|Distribution||Wild specimens are known from Brazil, Colombia, and Peru.|
|Sexual Dimorphism||Males grow larger, are more colourful, and develop elongated rays in the dorsal fin. Females tend to display dark pelvic fins and a more yellow base colour.|
|Maximum Size||Males up to 7.5cm (3”), females considerably smaller.|
|Water Parameters||Soft and slightly acidic. pH: 5.5-7.0, dH: up to 10 degrees.|
|Temperature||24-27 deg C (75-81 deg F).|
CareIn the wild, 'Apistos' tend to inhabit slow-moving shallow bodies of water with a substrate is composed mainly of leaf litter, providing a matrix of hiding places. Their aquarium should reflect this and though they thrive in a tank furnished with catappa leaves, they'll be equally at home in shelters made from bogwood or ceramics. Dense planting helps to break up the sight lines and ease territorial conflict, these are cichlids after all and just as aggressive as their larger relatives, albeit on a much smaller scale. They may be dwarves but it's unwise to attempt to keep more than one male in all but the largest of set ups. Females are equally territorial but control much smaller territories and multiple females are usually found within the male's defended area. In small aquaria these fishes can be kept in pairs but if housing more than one female then allow around 30-50cm of tank length for each one and expect all other bottom-dwelling species to be expelled from these areas.

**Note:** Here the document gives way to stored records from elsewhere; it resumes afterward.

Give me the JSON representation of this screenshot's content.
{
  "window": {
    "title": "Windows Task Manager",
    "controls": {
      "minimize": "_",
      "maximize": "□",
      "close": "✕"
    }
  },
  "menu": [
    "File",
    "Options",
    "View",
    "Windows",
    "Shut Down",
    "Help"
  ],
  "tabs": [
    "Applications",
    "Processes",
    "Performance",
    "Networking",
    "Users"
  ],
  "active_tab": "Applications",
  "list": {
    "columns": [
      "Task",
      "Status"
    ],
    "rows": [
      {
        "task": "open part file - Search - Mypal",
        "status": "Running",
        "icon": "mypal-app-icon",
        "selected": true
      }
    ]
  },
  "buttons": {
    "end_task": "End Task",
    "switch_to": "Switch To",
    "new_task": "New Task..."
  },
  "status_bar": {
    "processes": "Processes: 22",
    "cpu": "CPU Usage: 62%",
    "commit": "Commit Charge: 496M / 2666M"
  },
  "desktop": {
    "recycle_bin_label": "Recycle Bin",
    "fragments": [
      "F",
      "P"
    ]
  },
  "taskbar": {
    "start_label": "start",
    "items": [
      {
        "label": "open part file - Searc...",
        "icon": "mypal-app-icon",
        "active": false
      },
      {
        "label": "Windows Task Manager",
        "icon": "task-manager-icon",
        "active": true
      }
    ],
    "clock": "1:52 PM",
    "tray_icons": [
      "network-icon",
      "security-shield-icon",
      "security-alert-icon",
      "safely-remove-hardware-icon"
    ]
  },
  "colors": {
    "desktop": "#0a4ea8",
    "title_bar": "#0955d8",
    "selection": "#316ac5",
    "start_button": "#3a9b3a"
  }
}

Although requiring consideration for their aggression when breeding, apistos are clever little fishes and associate the absence of other fish as a warning of potential danger. In order to feel secure, they require 'dither fish' in the form of shoaling tetras etc which would quickly dart to safety at the approach of a predator, thus providing an early warning system. If these other species prefer swimming in the higher levels of the water column then they will usually thrive, quickly learning to avoid parental fish as long as space allows. As members of the Eartheater family, Apistos don't generally eat their tankmates and enjoy sifting through a sandy substrate for fine particles of food. Soft water is preferred, although this is less important for day to day care, with low nitrate levels being far more important to health.
Several tank-bred colour varieties of A. cacatuoides are available, such as Double Red, Triple Red, and Orange. As well as these forms distinguished by fin colouration, a Gold or xanthic form is occasionally seen. Wild types are rarely offered, as their colouration is far more subdued.
FeedingFlake, micropellets, small frozen foods such as mosquito larvae, vitamin-enriched brineshrimp and daphnia.
When correctly maintained, spawning happens on a regular basis but is more successful in soft, acidic water. Maternal fish, which advertise their intentions by displaying a bold black and yellow pattern, will select or construct a spawning cave and this may be too small for the male to enter. The male's larger size enables him to cope with the heightened aggression of his mate and he may be excluded from parental duties completely. His role is to guard the territory while the female carries out the brood care. The eggs should hatch after 3 or 4 days, depending on water temperature. The female continues guarding the wrigglers, and after a further 4 or 5 days, will lead the fry out of the cave. She will be very pugnacious at this point, fending off any would-be predators and communicating with the fry using movements of her pelvic fins. The fry will require frequent small feeds with appropriately sized foodstuffs at this point, such as baby brineshrimp and microworm. With full bellies and plenty of partial water changes, the young fish will grow rapidly and should be removed for growing on when the female loses interest in them. Once independent they are driven from the territory and their mother will often spawn again.